In the midst of the rising numbers of people getting infected and dying from the novel coronavirus, voices in favour of reopening social and economic activities are also becoming louder.
With the number of positive cases across the country having crossed 80,000, and with more than 2,600 people dead, policymakers are grappling with difficult choices. The economy is struggling on all fronts, from skyrocketing unemployment to nosediving financial resources, which are vital to jump-start economic activities.
The massive migration of labour, and the numbers of stranded people swarming the roads, will be one of the defining socio-economic events of our times — and governments face the challenge of responding simultaneously to great human misery and a risk-laden infection super-spreader event.
The question of whether the pandemic will scale down in the near future or not, has no definitive answer, and the closest one is, “It is not going to”. Which implies that one has to learn to live with it. Everyone has to also feel and act more responsible towards everyone else, and be more disciplined both socially and individually.
Responsibility and discipline will bring regulated restrictions in our daily lives, from social distancing, hygiene, and using masks to taking care of the elderly and those at high risk. The government, society, and our healthcare system will have to become more responsive.
The current debate on regulating the lockdown restrictions and its impact on the economy, lives and livelihoods, is not only going to occupy increasing public space, but is also set to become more argumentative as well as more objective.
Relaxing the lockdown without compromising the health security of people is going to become a daunting task for governments. But benchmarking of some critical parameters related to Covid management can show the way forward. It will assist decision-makers in bringing an element of flexibility — balancing the aspects of socio-economic needs and the health emergency.
The Government of India has prudently categorised districts into red, orange, and green zones based on demographic and disease prevalence-related details. States have to follow the directives of the Centre regarding the various activities permissible in different zones. The states are free to impose stricter restrictions, but not to relax the restrictions laid down by the Centre.

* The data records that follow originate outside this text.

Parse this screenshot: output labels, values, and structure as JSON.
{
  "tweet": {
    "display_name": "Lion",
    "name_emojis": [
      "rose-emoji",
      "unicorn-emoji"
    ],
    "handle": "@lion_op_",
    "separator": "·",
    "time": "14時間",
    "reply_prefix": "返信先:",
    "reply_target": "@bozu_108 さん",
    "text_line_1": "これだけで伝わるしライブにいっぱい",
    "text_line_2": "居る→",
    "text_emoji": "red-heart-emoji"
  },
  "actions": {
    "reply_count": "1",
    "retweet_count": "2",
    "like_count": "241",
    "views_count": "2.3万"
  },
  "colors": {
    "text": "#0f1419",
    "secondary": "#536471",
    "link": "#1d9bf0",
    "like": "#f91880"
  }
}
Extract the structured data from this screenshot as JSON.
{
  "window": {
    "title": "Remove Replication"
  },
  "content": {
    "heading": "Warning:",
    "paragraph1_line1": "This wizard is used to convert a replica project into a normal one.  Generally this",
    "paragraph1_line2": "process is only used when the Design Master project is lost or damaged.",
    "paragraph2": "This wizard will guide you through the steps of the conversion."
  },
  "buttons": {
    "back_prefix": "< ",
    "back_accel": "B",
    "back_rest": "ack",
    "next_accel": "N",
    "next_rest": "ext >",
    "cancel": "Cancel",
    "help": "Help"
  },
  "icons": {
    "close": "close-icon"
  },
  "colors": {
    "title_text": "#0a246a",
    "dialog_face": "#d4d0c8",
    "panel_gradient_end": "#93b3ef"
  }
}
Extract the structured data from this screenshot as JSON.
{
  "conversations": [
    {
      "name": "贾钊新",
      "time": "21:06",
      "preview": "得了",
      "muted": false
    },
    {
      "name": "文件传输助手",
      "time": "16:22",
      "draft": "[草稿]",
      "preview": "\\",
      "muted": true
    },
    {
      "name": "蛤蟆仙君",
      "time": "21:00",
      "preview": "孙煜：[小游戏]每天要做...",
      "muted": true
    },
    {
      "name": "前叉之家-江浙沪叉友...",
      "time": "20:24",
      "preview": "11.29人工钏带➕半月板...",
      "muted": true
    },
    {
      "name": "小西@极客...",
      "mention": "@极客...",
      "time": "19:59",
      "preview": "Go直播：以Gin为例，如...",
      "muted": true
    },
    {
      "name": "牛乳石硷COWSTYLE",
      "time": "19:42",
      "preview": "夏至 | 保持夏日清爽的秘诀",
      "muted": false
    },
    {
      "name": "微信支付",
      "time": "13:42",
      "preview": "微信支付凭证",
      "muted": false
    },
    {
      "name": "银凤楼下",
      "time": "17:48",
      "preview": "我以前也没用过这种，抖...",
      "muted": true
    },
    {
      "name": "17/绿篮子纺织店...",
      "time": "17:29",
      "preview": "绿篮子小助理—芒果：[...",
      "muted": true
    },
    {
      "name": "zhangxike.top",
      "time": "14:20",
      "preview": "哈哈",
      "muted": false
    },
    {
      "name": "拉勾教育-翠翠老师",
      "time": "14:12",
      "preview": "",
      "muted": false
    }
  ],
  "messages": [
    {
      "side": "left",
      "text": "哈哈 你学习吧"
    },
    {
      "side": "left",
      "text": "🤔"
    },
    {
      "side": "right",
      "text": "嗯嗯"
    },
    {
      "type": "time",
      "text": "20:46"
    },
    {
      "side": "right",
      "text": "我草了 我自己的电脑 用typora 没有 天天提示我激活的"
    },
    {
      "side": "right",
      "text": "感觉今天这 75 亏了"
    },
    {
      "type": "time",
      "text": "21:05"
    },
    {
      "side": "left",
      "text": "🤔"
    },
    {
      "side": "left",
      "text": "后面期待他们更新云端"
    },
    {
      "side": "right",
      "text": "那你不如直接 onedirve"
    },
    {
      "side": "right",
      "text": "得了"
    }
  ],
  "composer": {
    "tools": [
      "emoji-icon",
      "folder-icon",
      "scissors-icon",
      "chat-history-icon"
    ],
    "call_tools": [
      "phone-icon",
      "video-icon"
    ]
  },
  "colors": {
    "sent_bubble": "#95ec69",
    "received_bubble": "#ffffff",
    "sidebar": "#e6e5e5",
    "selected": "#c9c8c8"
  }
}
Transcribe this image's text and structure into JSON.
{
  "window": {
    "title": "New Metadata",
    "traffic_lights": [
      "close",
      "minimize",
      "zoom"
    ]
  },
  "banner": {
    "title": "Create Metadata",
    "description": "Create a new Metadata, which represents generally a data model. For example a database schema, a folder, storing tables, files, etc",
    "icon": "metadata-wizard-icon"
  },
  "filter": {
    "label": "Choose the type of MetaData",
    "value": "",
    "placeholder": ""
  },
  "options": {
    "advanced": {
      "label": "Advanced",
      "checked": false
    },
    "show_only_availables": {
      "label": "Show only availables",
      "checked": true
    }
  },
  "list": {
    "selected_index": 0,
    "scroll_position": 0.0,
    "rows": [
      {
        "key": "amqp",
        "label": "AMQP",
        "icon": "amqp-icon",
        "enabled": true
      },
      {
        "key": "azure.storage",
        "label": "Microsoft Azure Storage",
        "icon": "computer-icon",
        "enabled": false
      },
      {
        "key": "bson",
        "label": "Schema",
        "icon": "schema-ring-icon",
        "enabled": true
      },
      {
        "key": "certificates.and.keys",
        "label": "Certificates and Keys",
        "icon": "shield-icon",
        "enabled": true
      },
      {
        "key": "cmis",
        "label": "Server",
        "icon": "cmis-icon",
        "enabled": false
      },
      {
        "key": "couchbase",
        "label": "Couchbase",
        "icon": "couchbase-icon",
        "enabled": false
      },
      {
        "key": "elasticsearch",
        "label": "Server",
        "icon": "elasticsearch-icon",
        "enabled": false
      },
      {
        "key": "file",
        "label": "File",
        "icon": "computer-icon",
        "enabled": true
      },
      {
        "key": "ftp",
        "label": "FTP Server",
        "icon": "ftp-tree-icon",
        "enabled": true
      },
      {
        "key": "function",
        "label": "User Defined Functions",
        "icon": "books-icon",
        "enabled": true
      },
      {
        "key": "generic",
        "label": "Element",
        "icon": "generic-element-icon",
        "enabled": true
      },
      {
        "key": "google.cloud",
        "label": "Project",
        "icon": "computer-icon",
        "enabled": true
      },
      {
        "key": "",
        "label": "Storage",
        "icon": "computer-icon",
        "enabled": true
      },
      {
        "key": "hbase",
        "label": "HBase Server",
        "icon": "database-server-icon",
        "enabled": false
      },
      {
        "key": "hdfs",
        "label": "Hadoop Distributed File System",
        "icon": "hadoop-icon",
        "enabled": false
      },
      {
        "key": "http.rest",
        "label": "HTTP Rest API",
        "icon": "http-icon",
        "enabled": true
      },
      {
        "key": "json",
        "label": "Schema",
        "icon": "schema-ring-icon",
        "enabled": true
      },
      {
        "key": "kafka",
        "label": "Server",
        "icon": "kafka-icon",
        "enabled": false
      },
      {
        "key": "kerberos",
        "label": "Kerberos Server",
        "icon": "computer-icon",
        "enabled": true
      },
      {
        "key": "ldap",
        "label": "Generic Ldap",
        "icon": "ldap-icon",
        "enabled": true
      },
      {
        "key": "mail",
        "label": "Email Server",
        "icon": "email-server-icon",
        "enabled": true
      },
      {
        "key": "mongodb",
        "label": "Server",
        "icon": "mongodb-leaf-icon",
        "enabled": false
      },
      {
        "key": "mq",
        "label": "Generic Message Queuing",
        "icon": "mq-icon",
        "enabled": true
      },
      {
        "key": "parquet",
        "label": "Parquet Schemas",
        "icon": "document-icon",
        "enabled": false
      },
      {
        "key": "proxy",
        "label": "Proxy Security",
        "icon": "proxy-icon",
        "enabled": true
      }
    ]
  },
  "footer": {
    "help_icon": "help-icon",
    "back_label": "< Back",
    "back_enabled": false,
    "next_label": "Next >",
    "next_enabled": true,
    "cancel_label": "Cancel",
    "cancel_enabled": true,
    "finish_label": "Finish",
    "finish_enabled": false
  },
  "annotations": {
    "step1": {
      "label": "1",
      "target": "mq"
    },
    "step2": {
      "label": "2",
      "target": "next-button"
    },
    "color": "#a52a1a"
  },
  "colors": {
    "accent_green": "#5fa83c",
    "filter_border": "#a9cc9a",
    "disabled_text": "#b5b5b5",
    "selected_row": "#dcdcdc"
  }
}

If the relaxing of the lockdown is considered as a ‘problem-solving exercise’, governments may work upon characterising the problem based on answering the following parametric questions, depending on which decisions may be taken:
– Is there a continuous decline in the rate of hospitalisation of Covid patients in the last 14 days (the incubation period of the virus)?
– Is there a continuous decline in the rate of deaths of Covid patients in hospitals in the last 14 days?
– Are there spikes in the number of deaths reported directly to cremation and burial grounds?
– Is there any rise in the emergence of new Covid cases in the last 14 days in different areas of the city, while keeping the sample collection size at a level not below the average sampling size of the last 14 days?
– A minimum 40% of the ICU and hospital bed capacity should be available during this period.
– During the relaxed lockdown period, there shall be an area-wise, well laid out sampling and testing policy in place for the whole city. The policy plan shall have a pre-fixed minimum sample size threshold, and will lay focus both on the vulnerable category and the random sampling process.
– Is there a decline in the ILI (influence-like illness) and SARI (severe acute respiratory infections) cases identified in both active and passive surveillance during the relaxed lockdown period?
– Are there sufficient institutional quarantine facilities available on a ready-to-move basis?
– Is there a sufficient inventory of protective equipment for the health care workers, civil administration and the general public?
The above strategic parameters need to be benchmarked in percentage terms or absolute numbers, based on the baseline data, which the Medical and Health Department has collected since the emergence of the first positive case.
After the benchmarking of the above parameters, a dynamic policy framework may be created indicating the pointers for easing or pulling back of the restrictions depending on the slippage of the city on one or more of the above set of criteria.
📣 Express Explained is now on Telegram. Click here to join our channel (@ieexplained) and stay updated with the latest
The decision making would remain dynamic considering the nature of the activities being regulated. Governments will have to exercise enough caution while easing or imposing restrictions for at least another six months to avoid any further outbreaks.
All said, the key to fight against Covid remains the extensive use of masks, sanitisation, hand washing, early reporting to the hospital and a massive awareness campaign. For a long time to come, we will have to reduce our points of physical interaction to the best extent possible.
Ajitabh Sharma, IAS, is Nodal Officer COVID, Jaipur City. This article is based on actual field experience. Views are personal